··· Extracted material

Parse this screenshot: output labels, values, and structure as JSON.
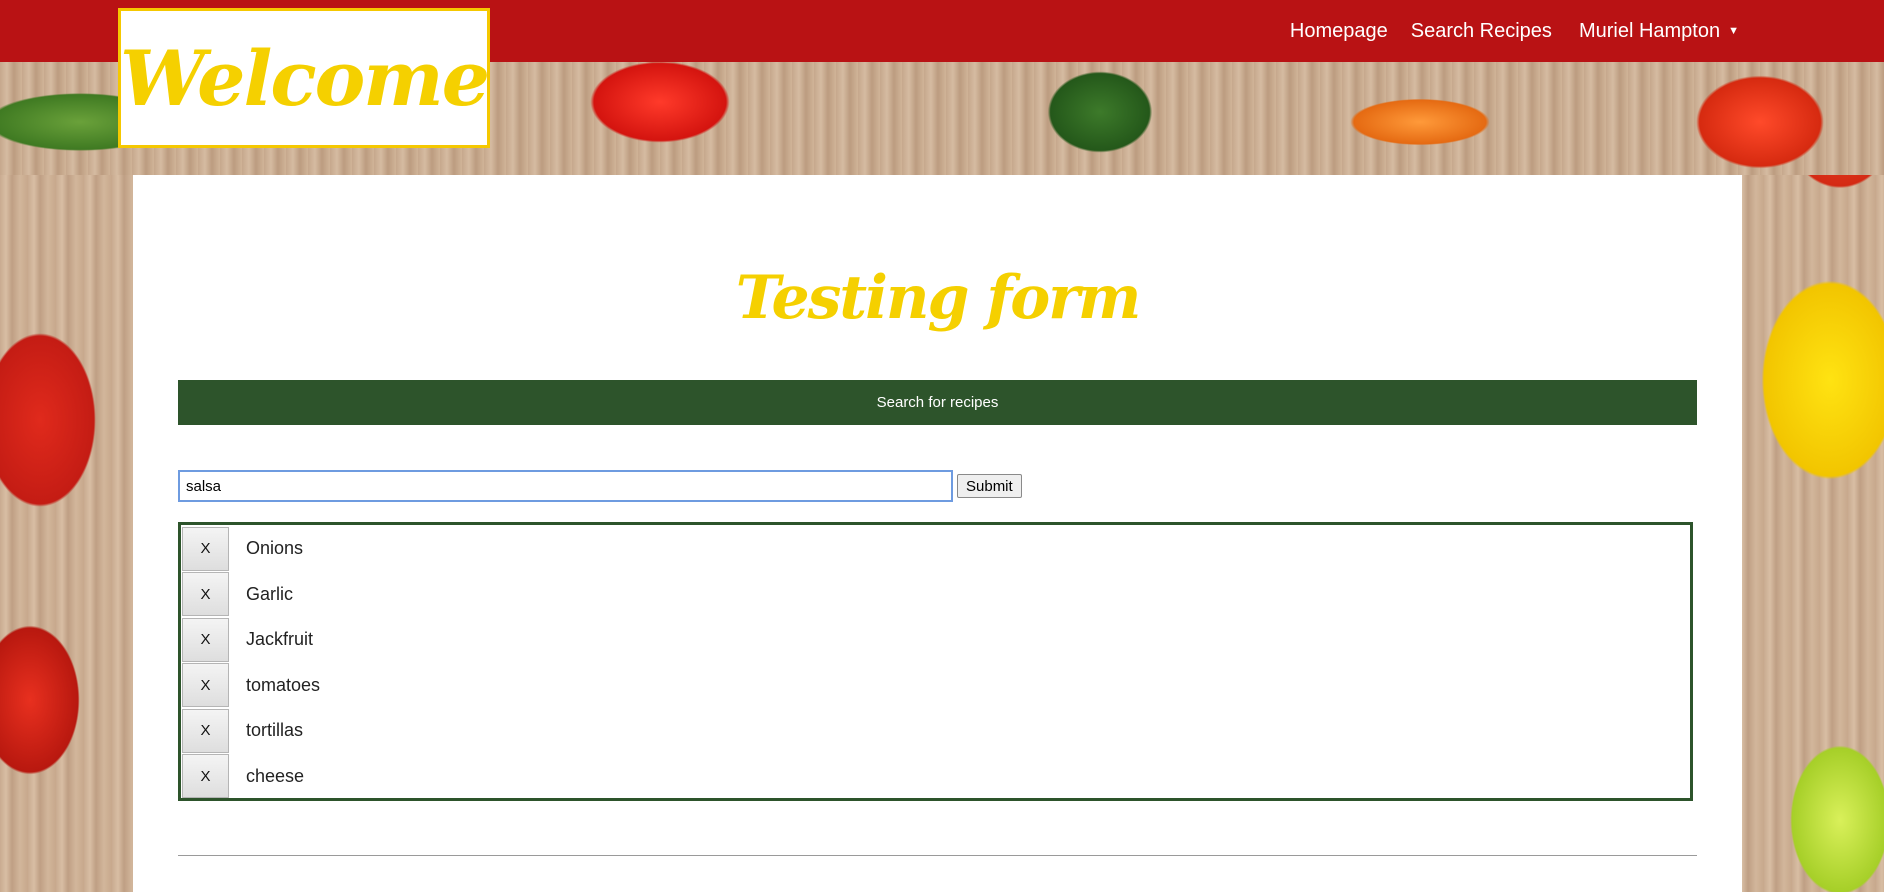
{
  "header": {
    "logo_text": "Welcome",
    "nav": {
      "homepage": "Homepage",
      "search_recipes": "Search Recipes",
      "user_name": "Muriel Hampton",
      "user_caret": "▼"
    }
  },
  "main": {
    "title": "Testing form",
    "banner": "Search for recipes",
    "search": {
      "value": "salsa",
      "submit_label": "Submit"
    },
    "ingredients": [
      {
        "remove_label": "X",
        "name": "Onions"
      },
      {
        "remove_label": "X",
        "name": "Garlic"
      },
      {
        "remove_label": "X",
        "name": "Jackfruit"
      },
      {
        "remove_label": "X",
        "name": "tomatoes"
      },
      {
        "remove_label": "X",
        "name": "tortillas"
      },
      {
        "remove_label": "X",
        "name": "cheese"
      }
    ]
  },
  "colors": {
    "nav_bg": "#b91214",
    "accent_yellow": "#f5d000",
    "banner_green": "#2d542b"
  }
}
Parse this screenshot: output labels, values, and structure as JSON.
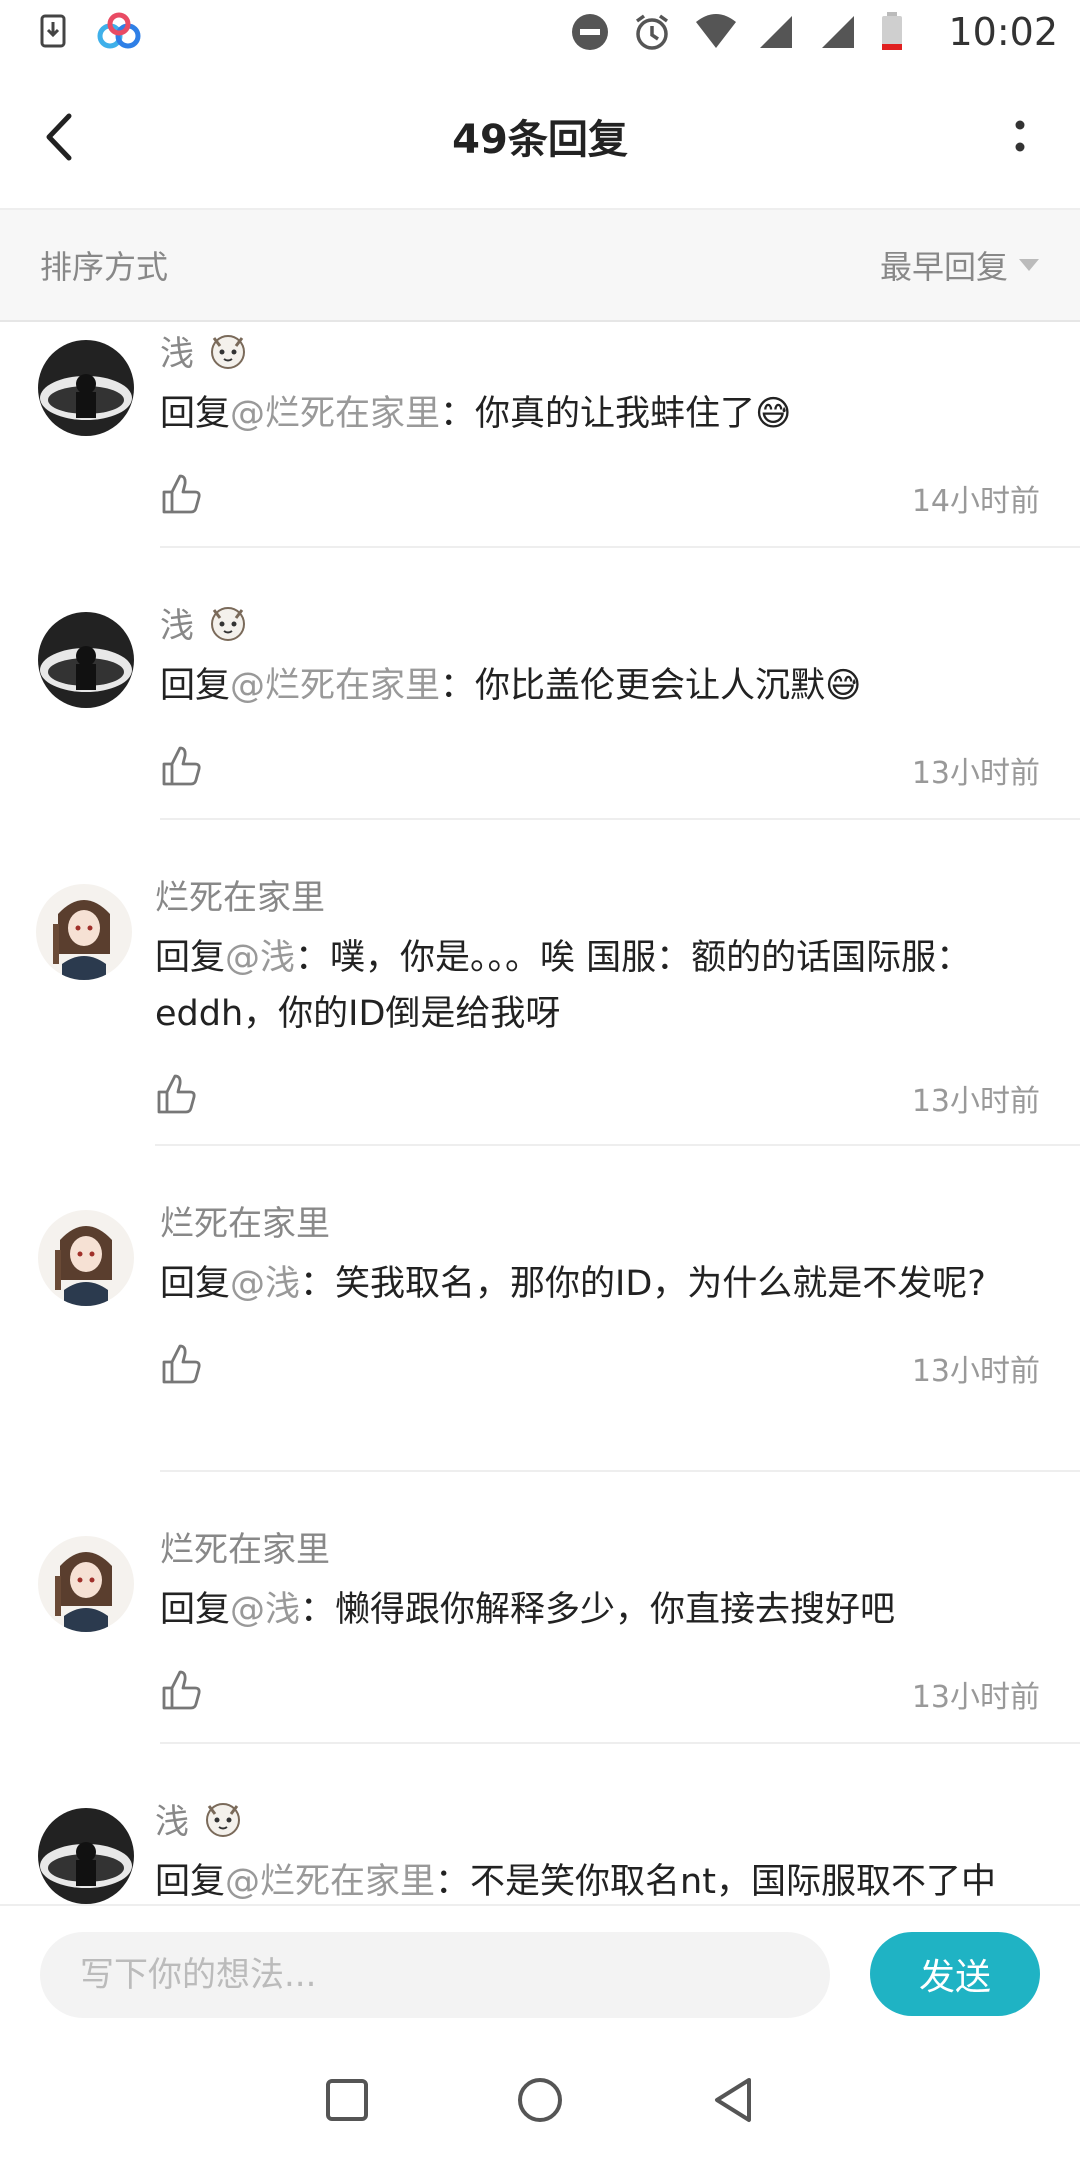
{
  "status_bar": {
    "time": "10:02",
    "icons": [
      "download-icon",
      "baidu-cloud-icon",
      "dnd-icon",
      "alarm-icon",
      "wifi-icon",
      "signal-icon",
      "signal-icon-2",
      "battery-low-icon"
    ]
  },
  "header": {
    "title": "49条回复",
    "back_icon": "chevron-left-icon",
    "more_icon": "more-vertical-icon"
  },
  "sort": {
    "label": "排序方式",
    "value": "最早回复"
  },
  "replies": [
    {
      "user": "浅",
      "has_badge": true,
      "prefix": "回复",
      "mention": "@烂死在家里",
      "text": "：你真的让我蚌住了😅",
      "time": "14小时前"
    },
    {
      "user": "浅",
      "has_badge": true,
      "prefix": "回复",
      "mention": "@烂死在家里",
      "text": "：你比盖伦更会让人沉默😅",
      "time": "13小时前"
    },
    {
      "user": "烂死在家里",
      "has_badge": false,
      "prefix": "回复",
      "mention": "@浅",
      "text": "：噗，你是。。。唉 国服：额的的话国际服：eddh，你的ID倒是给我呀",
      "time": "13小时前"
    },
    {
      "user": "烂死在家里",
      "has_badge": false,
      "prefix": "回复",
      "mention": "@浅",
      "text": "：笑我取名，那你的ID，为什么就是不发呢?",
      "time": "13小时前"
    },
    {
      "user": "烂死在家里",
      "has_badge": false,
      "prefix": "回复",
      "mention": "@浅",
      "text": "：懒得跟你解释多少，你直接去搜好吧",
      "time": "13小时前"
    },
    {
      "user": "浅",
      "has_badge": true,
      "prefix": "回复",
      "mention": "@烂死在家里",
      "text": "：不是笑你取名nt，国际服取不了中",
      "time": ""
    }
  ],
  "input": {
    "placeholder": "写下你的想法...",
    "send_label": "发送"
  },
  "colors": {
    "accent": "#1fb3c4",
    "text_primary": "#222222",
    "text_secondary": "#888888",
    "mention": "#999999"
  }
}
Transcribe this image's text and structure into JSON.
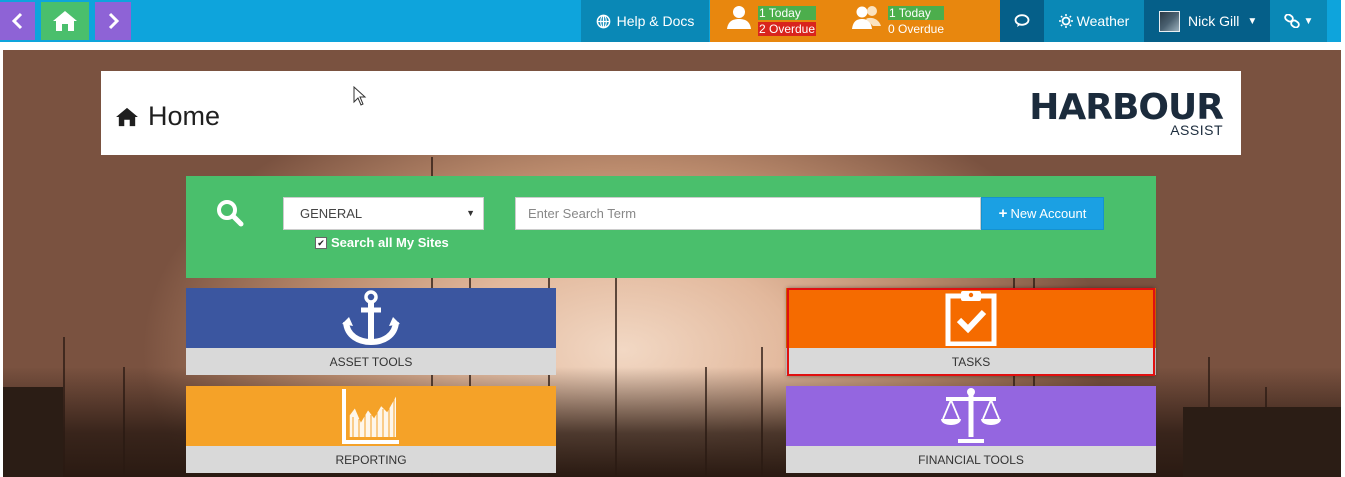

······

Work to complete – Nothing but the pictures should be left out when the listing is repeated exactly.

Answer box –
Parse this screenshot: output labels, values, and structure as JSON.
{
  "header": {
    "logo_text": "Welcome",
    "nav": {
      "homepage": "Homepage",
      "search_recipes": "Search Recipes",
      "user_name": "Muriel Hampton",
      "user_caret": "▼"
    }
  },
  "main": {
    "title": "Testing form",
    "banner": "Search for recipes",
    "search": {
      "value": "salsa",
      "submit_label": "Submit"
    },
    "ingredients": [
      {
        "remove_label": "X",
        "name": "Onions"
      },
      {
        "remove_label": "X",
        "name": "Garlic"
      },
      {
        "remove_label": "X",
        "name": "Jackfruit"
      },
      {
        "remove_label": "X",
        "name": "tomatoes"
      },
      {
        "remove_label": "X",
        "name": "tortillas"
      },
      {
        "remove_label": "X",
        "name": "cheese"
      }
    ]
  },
  "colors": {
    "nav_bg": "#b91214",
    "accent_yellow": "#f5d000",
    "banner_green": "#2d542b"
  }
}
Parse this screenshot: output labels, values, and structure as JSON.
{
  "status_bar": {
    "time": "10:02",
    "icons": [
      "download-icon",
      "baidu-cloud-icon",
      "dnd-icon",
      "alarm-icon",
      "wifi-icon",
      "signal-icon",
      "signal-icon-2",
      "battery-low-icon"
    ]
  },
  "header": {
    "title": "49条回复",
    "back_icon": "chevron-left-icon",
    "more_icon": "more-vertical-icon"
  },
  "sort": {
    "label": "排序方式",
    "value": "最早回复"
  },
  "replies": [
    {
      "user": "浅",
      "has_badge": true,
      "prefix": "回复",
      "mention": "@烂死在家里",
      "text": "：你真的让我蚌住了😅",
      "time": "14小时前"
    },
    {
      "user": "浅",
      "has_badge": true,
      "prefix": "回复",
      "mention": "@烂死在家里",
      "text": "：你比盖伦更会让人沉默😅",
      "time": "13小时前"
    },
    {
      "user": "烂死在家里",
      "has_badge": false,
      "prefix": "回复",
      "mention": "@浅",
      "text": "：噗，你是。。。唉 国服：额的的话国际服：eddh，你的ID倒是给我呀",
      "time": "13小时前"
    },
    {
      "user": "烂死在家里",
      "has_badge": false,
      "prefix": "回复",
      "mention": "@浅",
      "text": "：笑我取名，那你的ID，为什么就是不发呢?",
      "time": "13小时前"
    },
    {
      "user": "烂死在家里",
      "has_badge": false,
      "prefix": "回复",
      "mention": "@浅",
      "text": "：懒得跟你解释多少，你直接去搜好吧",
      "time": "13小时前"
    },
    {
      "user": "浅",
      "has_badge": true,
      "prefix": "回复",
      "mention": "@烂死在家里",
      "text": "：不是笑你取名nt，国际服取不了中",
      "time": ""
    }
  ],
  "input": {
    "placeholder": "写下你的想法...",
    "send_label": "发送"
  },
  "colors": {
    "accent": "#1fb3c4",
    "text_primary": "#222222",
    "text_secondary": "#888888",
    "mention": "#999999"
  }
}
Transcribe this image's text and structure into JSON.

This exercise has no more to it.